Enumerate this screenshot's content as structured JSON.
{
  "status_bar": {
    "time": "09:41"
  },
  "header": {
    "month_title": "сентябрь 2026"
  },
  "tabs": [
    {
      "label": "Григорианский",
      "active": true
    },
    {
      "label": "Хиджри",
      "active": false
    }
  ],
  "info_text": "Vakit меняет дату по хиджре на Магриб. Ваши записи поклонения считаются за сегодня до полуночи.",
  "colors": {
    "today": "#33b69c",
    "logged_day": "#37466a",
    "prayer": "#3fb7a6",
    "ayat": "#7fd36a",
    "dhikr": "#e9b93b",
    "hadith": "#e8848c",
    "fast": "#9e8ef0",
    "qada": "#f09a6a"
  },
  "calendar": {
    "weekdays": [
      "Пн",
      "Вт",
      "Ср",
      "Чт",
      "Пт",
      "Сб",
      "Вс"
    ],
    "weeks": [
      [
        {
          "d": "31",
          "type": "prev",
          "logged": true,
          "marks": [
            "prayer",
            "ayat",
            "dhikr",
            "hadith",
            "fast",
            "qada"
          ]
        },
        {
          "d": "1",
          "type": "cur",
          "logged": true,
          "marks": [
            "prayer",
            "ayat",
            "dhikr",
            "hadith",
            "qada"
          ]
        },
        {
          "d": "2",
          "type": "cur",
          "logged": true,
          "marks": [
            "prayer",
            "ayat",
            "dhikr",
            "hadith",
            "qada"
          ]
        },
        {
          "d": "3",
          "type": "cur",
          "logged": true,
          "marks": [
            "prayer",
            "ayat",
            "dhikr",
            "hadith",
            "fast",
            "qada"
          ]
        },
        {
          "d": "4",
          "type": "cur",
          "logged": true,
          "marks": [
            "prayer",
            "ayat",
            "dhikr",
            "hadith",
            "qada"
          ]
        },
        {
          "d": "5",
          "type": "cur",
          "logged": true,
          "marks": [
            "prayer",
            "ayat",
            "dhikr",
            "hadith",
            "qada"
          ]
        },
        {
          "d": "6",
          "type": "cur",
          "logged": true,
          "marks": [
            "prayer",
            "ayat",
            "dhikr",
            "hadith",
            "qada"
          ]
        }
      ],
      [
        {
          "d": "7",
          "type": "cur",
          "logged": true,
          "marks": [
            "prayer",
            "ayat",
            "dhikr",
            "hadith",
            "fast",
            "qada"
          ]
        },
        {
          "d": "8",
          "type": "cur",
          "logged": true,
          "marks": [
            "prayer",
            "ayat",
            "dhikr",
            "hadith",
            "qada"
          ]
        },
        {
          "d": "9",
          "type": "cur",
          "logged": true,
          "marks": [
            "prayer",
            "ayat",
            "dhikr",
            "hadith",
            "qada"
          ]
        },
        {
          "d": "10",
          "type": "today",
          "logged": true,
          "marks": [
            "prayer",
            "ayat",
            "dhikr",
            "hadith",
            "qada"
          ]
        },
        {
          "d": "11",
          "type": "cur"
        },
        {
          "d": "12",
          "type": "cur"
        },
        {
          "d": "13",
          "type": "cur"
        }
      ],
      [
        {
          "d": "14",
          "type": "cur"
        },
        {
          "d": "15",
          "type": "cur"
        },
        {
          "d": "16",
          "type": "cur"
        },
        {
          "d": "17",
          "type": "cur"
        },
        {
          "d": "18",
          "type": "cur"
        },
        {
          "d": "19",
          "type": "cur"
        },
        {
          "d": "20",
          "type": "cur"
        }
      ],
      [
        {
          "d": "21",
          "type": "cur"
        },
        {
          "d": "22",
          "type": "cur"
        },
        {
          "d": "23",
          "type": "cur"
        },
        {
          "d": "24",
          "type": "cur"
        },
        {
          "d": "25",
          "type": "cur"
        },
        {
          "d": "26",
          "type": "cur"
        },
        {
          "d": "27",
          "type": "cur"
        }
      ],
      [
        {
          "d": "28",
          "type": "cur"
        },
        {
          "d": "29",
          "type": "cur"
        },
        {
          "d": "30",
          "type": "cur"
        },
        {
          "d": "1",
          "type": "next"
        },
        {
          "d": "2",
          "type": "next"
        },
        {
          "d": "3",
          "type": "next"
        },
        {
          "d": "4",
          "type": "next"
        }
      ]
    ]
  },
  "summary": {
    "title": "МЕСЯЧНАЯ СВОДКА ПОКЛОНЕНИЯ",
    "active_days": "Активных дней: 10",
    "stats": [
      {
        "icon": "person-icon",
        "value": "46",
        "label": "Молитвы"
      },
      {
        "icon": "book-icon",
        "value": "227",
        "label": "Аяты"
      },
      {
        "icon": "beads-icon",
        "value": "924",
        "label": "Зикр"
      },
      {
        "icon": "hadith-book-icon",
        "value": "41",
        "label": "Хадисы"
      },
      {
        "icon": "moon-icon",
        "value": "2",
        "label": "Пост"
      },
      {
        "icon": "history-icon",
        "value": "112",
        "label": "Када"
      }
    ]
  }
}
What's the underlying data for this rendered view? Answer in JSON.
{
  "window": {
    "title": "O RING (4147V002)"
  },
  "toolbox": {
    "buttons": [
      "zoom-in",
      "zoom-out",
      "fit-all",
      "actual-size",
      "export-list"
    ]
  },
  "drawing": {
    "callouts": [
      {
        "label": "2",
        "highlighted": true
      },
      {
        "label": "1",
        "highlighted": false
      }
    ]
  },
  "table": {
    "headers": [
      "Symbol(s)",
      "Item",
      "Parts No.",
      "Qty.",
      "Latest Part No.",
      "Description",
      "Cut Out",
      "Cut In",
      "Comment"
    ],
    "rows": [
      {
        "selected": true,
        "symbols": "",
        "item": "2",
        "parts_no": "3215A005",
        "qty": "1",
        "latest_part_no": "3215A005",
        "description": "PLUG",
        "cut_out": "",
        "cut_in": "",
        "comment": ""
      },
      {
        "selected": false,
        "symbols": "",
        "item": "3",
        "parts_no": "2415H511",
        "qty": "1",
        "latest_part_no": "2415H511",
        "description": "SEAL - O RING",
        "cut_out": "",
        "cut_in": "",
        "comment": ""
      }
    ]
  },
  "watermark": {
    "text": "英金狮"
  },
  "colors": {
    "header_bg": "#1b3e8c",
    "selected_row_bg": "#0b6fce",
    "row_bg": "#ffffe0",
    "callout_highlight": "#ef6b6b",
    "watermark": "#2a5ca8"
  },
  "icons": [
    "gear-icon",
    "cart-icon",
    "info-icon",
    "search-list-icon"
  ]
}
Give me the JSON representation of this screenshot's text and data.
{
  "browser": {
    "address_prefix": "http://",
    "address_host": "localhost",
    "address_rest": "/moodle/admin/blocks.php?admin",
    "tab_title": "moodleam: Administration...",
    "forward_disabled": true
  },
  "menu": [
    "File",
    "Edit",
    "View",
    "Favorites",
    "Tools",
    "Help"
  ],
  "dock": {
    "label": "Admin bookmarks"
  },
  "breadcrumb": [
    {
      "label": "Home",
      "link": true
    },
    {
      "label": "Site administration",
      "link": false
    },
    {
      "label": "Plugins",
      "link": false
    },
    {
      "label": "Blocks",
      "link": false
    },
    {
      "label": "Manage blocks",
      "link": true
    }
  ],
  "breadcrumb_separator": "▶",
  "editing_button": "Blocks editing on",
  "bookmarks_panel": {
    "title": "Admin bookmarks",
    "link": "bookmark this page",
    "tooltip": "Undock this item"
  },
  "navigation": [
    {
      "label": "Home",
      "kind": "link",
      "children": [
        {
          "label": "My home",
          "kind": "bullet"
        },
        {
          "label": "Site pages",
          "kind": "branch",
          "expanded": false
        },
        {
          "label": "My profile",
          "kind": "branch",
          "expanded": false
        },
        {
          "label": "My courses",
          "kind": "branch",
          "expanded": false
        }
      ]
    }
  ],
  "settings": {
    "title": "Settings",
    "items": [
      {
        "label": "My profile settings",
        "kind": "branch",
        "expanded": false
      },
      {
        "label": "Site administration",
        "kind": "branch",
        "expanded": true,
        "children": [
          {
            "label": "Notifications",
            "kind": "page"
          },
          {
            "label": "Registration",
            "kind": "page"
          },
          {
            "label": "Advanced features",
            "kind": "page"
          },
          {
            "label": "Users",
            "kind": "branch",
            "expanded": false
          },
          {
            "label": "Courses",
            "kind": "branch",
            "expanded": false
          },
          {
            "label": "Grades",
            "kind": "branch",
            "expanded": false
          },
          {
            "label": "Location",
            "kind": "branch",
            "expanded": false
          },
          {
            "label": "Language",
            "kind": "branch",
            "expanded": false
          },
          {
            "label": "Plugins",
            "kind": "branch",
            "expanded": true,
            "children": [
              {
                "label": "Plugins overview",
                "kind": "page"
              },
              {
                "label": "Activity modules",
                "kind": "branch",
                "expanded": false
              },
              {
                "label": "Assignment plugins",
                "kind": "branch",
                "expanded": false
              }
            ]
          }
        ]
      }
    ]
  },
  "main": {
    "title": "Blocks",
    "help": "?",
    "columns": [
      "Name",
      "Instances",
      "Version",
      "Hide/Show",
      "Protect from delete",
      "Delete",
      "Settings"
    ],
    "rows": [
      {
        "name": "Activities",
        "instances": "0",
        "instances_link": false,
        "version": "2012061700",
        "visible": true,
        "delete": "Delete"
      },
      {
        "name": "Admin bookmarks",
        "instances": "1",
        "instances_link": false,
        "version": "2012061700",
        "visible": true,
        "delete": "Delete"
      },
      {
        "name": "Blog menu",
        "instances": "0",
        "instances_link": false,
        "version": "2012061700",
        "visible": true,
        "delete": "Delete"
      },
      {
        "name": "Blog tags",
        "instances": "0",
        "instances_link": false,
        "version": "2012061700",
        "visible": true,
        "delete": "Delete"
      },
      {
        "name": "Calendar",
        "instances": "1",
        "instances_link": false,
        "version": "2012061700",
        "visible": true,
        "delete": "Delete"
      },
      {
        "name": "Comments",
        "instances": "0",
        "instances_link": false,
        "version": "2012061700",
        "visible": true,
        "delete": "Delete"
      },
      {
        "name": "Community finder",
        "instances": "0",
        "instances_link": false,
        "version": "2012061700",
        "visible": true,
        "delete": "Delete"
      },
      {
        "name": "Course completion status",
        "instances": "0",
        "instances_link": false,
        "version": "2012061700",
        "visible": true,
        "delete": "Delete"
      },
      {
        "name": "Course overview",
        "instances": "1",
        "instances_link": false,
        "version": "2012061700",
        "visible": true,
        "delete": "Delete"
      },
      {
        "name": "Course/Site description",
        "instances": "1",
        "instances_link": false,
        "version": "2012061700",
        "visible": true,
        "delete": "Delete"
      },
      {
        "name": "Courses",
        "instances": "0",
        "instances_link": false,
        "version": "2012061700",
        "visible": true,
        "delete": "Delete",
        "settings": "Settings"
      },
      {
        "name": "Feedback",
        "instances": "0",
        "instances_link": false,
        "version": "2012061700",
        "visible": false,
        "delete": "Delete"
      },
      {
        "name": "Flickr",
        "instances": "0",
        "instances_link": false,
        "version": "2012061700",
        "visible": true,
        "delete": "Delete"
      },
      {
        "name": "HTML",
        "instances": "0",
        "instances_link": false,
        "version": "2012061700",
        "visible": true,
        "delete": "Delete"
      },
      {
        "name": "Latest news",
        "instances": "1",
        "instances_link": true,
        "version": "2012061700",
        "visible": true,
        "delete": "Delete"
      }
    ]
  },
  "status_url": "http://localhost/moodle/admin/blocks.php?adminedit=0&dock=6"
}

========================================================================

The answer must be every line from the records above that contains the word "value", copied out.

        "value": "46",
        "value": "227",
        "value": "924",
        "value": "41",
        "value": "2",
        "value": "112",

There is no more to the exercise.